= Beginning of Section =
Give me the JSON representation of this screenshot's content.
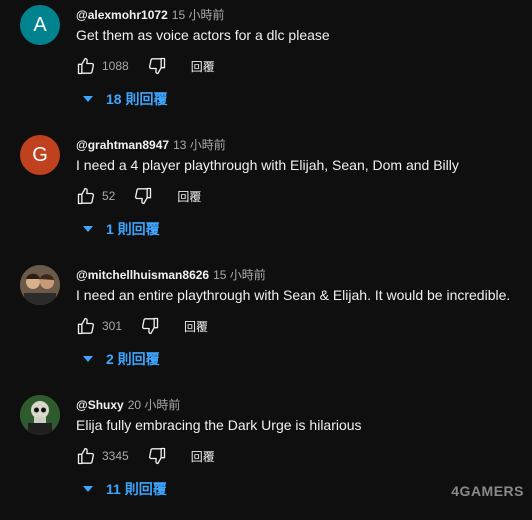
{
  "comments": [
    {
      "avatar_letter": "A",
      "avatar_color": "#00838f",
      "author": "@alexmohr1072",
      "time": "15 小時前",
      "text": "Get them as voice actors for a dlc please",
      "likes": "1088",
      "reply_label": "回覆",
      "replies_label": "18 則回覆"
    },
    {
      "avatar_letter": "G",
      "avatar_color": "#c0411d",
      "author": "@grahtman8947",
      "time": "13 小時前",
      "text": "I need a 4 player playthrough with Elijah, Sean, Dom and Billy",
      "likes": "52",
      "reply_label": "回覆",
      "replies_label": "1 則回覆"
    },
    {
      "avatar_letter": "",
      "avatar_color": "#5a4a3c",
      "author": "@mitchellhuisman8626",
      "time": "15 小時前",
      "text": "I need an entire playthrough with Sean & Elijah. It would be incredible.",
      "likes": "301",
      "reply_label": "回覆",
      "replies_label": "2 則回覆"
    },
    {
      "avatar_letter": "",
      "avatar_color": "#2f5a2e",
      "author": "@Shuxy",
      "time": "20 小時前",
      "text": "Elija fully embracing the Dark Urge is hilarious",
      "likes": "3345",
      "reply_label": "回覆",
      "replies_label": "11 則回覆"
    }
  ],
  "watermark": "4GAMERS"
}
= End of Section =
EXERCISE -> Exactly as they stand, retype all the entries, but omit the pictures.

REPLY TO THE EXERCISE ->
Give me the JSON representation of this screenshot's content.
{
  "comments": [
    {
      "avatar_letter": "A",
      "avatar_color": "#00838f",
      "author": "@alexmohr1072",
      "time": "15 小時前",
      "text": "Get them as voice actors for a dlc please",
      "likes": "1088",
      "reply_label": "回覆",
      "replies_label": "18 則回覆"
    },
    {
      "avatar_letter": "G",
      "avatar_color": "#c0411d",
      "author": "@grahtman8947",
      "time": "13 小時前",
      "text": "I need a 4 player playthrough with Elijah, Sean, Dom and Billy",
      "likes": "52",
      "reply_label": "回覆",
      "replies_label": "1 則回覆"
    },
    {
      "avatar_letter": "",
      "avatar_color": "#5a4a3c",
      "author": "@mitchellhuisman8626",
      "time": "15 小時前",
      "text": "I need an entire playthrough with Sean & Elijah. It would be incredible.",
      "likes": "301",
      "reply_label": "回覆",
      "replies_label": "2 則回覆"
    },
    {
      "avatar_letter": "",
      "avatar_color": "#2f5a2e",
      "author": "@Shuxy",
      "time": "20 小時前",
      "text": "Elija fully embracing the Dark Urge is hilarious",
      "likes": "3345",
      "reply_label": "回覆",
      "replies_label": "11 則回覆"
    }
  ],
  "watermark": "4GAMERS"
}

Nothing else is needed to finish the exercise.